As revealed by Harry Plummer, one of the eyewitnesses of the event, to the BBC, the captain of the English submarine recorded in his log book that the enemy had been sunk at 12:14. The U-Boat was destroyed “with a sharp and sharp explosion, followed by a breaking noise”. It was not for less, because the vessel broke in two before sinking. ” It was a relief,” Plummer explained. Although, just a minute later, he could not help but think that those who had fallen were, in the end, fellow submariners.

The low of the ” U-864 ” joined other so many occurred in the British waters during the month of February. This is what José Manuel Gutiérrez of Cámara Senán says in his work ” Underwater warfare, the Battle of the Atlantic ” (Nowtilus, 2018): “In February there were 55 submarines that operated in waters near the British coasts and, although they managed to sink more than in the previous month, they suffered twelve casualties, mostly by surface ships, largely due to projection weapons from the bow. ”

Search for the wreck

As collected by the newspaper Der Spiegel, the search for this submarine began in the nineties and lasted until 2003, when the Norwegian navy found the remains. However, it was not until 2005 when the divers found the first mercury warhead inside the submarine.

At that moment the alarms jumped due to the proximity of the wreck with the island of Fedje (located barely four kilometres). From then on, the fear that the intoxicated flesh of the North Sea fish could reach human beings triggered all the alarms.

Norwegian food authorities issued a warning later to prevent children and pregnant women from eating fish and shellfish in the area. A scientific study published in the journal ” Chemosphere ” further increased the fear by arguing that cod from the Atlantic Ocean had elevated levels of mercury in the liver and gills. However, despite this, the warning was eliminated in 2015 due to lack of evidence.

To this day, and according to the newspaper ” IFL Science!», Solving the problem seems difficult since the shipwreck rests on a very inclined seabed of sediments. That would imply that, if you wanted to move the submarine or remove it from the sea, it could cause a landslide that would lead to an even greater disaster.

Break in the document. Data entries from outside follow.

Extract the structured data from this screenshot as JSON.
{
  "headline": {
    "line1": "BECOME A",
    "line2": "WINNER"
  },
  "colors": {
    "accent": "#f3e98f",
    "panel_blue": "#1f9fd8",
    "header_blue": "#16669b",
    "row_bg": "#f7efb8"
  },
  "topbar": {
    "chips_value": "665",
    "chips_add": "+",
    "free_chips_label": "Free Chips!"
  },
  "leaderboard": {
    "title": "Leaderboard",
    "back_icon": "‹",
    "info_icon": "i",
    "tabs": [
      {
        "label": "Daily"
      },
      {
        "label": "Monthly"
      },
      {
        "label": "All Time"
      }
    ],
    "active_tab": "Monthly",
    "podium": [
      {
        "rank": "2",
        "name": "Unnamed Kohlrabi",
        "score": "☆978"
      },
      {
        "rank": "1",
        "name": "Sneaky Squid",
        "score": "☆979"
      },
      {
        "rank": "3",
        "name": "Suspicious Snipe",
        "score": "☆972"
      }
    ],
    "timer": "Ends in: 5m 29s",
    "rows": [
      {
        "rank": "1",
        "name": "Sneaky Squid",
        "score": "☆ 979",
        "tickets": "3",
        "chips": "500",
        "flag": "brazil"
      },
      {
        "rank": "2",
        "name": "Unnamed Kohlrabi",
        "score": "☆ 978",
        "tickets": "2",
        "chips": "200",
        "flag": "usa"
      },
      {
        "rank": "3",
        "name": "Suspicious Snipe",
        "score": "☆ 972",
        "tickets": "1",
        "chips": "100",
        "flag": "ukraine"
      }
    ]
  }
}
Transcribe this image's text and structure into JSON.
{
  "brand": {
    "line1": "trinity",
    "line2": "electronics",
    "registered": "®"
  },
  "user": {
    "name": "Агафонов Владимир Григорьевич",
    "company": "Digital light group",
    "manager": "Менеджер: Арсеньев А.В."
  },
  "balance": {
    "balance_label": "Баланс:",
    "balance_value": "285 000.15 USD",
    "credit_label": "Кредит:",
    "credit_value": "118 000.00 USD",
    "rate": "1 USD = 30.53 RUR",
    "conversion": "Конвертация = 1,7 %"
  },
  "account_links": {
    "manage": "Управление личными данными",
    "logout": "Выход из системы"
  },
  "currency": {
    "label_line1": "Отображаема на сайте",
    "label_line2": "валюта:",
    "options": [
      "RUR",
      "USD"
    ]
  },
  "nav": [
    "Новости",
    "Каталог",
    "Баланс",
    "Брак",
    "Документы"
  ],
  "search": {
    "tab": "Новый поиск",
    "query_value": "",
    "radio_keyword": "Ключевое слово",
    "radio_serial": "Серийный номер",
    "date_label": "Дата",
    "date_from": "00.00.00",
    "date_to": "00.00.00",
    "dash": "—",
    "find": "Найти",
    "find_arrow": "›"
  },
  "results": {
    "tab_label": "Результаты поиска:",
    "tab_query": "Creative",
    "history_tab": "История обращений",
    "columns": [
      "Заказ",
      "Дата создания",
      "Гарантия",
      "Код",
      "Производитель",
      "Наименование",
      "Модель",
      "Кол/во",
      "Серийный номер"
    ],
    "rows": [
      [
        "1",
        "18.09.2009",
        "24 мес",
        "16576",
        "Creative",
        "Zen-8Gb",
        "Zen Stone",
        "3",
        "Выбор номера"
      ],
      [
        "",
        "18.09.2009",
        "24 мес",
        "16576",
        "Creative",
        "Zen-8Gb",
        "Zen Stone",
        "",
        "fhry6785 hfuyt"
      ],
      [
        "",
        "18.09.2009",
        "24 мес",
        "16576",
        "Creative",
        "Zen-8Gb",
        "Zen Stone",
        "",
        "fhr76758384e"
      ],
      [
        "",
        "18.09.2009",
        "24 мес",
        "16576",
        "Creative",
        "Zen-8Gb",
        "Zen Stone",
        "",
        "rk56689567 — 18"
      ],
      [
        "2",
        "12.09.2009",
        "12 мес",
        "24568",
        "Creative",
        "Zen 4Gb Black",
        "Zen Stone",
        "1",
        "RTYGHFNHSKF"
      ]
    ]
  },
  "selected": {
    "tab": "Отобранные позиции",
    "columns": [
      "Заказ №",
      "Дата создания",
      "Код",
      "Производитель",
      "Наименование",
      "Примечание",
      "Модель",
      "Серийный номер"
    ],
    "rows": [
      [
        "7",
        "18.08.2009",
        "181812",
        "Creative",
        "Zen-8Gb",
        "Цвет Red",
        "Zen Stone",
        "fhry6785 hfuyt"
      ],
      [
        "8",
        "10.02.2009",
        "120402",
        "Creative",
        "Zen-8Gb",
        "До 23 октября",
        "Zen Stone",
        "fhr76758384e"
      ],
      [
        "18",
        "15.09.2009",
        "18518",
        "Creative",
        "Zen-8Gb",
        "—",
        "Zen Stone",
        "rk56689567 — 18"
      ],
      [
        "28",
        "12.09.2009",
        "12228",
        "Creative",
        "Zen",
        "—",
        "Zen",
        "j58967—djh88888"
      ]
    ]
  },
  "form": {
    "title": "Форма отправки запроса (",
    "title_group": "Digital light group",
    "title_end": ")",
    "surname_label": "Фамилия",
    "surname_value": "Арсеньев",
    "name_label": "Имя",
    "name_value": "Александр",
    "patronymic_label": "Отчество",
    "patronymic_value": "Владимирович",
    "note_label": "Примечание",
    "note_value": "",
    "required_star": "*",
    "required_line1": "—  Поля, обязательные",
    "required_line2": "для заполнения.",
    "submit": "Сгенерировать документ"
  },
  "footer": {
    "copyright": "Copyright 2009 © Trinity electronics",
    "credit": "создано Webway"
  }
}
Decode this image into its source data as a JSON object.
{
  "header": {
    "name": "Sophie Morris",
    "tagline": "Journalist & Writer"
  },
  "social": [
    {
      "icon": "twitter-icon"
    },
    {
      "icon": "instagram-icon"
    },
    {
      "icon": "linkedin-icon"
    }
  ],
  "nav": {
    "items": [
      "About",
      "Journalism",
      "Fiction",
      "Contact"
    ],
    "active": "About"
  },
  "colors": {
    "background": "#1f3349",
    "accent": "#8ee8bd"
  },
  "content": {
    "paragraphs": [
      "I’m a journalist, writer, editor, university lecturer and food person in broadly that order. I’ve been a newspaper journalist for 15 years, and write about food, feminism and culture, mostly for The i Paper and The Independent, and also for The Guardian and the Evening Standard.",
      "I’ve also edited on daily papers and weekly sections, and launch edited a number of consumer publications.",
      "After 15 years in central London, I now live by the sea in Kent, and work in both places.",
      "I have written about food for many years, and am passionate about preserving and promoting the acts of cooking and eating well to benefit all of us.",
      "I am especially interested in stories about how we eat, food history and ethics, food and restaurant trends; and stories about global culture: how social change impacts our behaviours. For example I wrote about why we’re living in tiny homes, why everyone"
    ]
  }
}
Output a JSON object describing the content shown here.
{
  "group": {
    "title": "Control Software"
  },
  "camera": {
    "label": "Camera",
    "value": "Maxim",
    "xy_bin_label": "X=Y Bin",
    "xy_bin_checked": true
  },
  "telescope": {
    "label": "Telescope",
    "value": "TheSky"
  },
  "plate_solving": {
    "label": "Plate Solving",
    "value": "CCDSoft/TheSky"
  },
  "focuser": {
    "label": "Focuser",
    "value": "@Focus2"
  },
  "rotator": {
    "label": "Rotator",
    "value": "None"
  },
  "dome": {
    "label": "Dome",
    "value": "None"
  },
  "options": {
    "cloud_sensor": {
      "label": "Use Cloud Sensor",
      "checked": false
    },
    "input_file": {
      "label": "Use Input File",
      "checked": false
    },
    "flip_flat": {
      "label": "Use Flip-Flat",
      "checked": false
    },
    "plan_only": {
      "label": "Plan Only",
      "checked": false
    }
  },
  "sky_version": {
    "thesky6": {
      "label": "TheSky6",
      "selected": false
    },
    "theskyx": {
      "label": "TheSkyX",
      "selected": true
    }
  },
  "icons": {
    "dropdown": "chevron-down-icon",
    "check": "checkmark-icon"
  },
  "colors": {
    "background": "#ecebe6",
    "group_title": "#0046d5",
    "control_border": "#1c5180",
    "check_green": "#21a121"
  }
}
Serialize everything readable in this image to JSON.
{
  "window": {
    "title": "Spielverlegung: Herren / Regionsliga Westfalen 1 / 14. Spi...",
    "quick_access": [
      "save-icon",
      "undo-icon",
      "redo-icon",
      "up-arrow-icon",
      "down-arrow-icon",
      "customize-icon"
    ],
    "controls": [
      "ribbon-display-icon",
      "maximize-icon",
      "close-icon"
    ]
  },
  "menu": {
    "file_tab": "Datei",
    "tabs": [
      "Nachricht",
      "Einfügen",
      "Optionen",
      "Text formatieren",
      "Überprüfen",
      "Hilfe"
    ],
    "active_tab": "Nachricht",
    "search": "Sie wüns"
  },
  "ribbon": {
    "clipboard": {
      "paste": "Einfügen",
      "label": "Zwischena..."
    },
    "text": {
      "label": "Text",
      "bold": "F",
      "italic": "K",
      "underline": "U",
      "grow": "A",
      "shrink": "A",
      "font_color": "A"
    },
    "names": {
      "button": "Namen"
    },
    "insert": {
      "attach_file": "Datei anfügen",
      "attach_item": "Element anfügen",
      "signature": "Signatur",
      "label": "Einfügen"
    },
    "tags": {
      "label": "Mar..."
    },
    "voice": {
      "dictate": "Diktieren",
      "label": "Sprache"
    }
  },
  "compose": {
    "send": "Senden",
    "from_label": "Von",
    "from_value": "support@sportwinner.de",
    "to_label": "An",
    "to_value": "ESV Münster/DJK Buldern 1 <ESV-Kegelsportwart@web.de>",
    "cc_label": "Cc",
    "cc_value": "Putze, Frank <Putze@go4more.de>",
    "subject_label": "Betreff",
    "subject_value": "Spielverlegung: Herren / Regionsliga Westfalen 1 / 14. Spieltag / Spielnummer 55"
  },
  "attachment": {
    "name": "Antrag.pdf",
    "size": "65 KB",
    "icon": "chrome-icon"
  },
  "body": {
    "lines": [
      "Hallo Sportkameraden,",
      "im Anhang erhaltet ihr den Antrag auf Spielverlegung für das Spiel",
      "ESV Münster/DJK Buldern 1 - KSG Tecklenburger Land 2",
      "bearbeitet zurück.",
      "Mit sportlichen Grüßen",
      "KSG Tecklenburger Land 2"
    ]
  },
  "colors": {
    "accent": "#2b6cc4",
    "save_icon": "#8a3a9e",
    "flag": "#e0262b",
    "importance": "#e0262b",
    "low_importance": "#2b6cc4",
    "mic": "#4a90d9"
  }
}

What is clear is that it is necessary to be careful with the load. “We have to assume that there are still torpedoes aboard, at least two. There is a much greater risk that they will explode if a rescue operation is carried out “, explained Ane Eide Kjeras in statements to” Der Spiegel “in 2006.


Source: ABC History